Boletus fragrans    Vittad. 

common name(s) : Fragrant Bolete 

New classification: Basidiomycota/Agaricomycotina/Agaricomycetes/Agaricomycetidae/Boletales/Boletaceae  
Former classification: Basidiomycota/Homobasidiomycetes/Agaricomycetideae/Boletales/Boletaceae/Boletoideae [ section:Edules ]  

synonyms: Lanmaoa fragrans 
(unconfirmed synonyms: Boletus suspectus)  

edibility : discard

potential confusions with  Boletus fragrans toxicity of Boletus fragrans genus Boletus  

The cap is dark brown, fleshy, convex then more or less flattened. The cap surface is downy then smooth. The cap margin is inrolled in the youth.
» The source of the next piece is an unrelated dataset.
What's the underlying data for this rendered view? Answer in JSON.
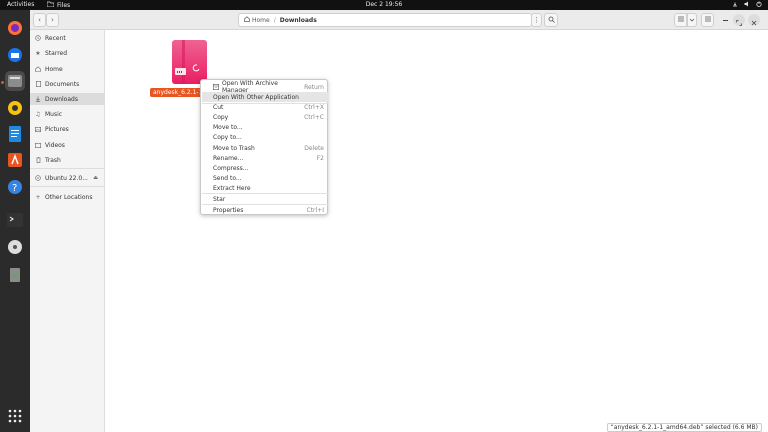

The stem is thick, cylindrical or spindle-shaped, with a tapering base, yellow at the top and olive-brown to reddish towards base (whitish at the base in young specimens).

The flesh is thick, whitish to lemon yellow, a bit reddish under the cap surface, turning blue very slowly when in contact with air in the cap, more like reddening in the stem; its taste is mild, or acidic, or a bit bitter; the odour is pleasant, of chicory;

The tubes are thin, lemon yellow sometimes olive-green, then stained with rust.

The pores are small, lemon yellow, turning very faintly blue-green when pressed. The spore print is olive brown.

It grows in open and exposed areas (clearings, woodlands), on high ground, on a rather acid soil, with oak.

The fruiting period takes place from October to November.
Dimensions: width of cap approximately 9 cm (between 5 and 15 cm)
  height of stem approximately 12 cm (between 5 and 20 cm)
  thickness of stem (at largest section) approximately 35 mm (between 20 and 50 mm)
  spores : 9-16 x 4,5-6,5 microns, ellipsoid

Distinctive features : in the mountains, stem of young specimens with a white base

Boletus fragrans is still unreported so far in the forest of Rambouillet, and is quite rare, more generally speaking .

page updated on 14/01/18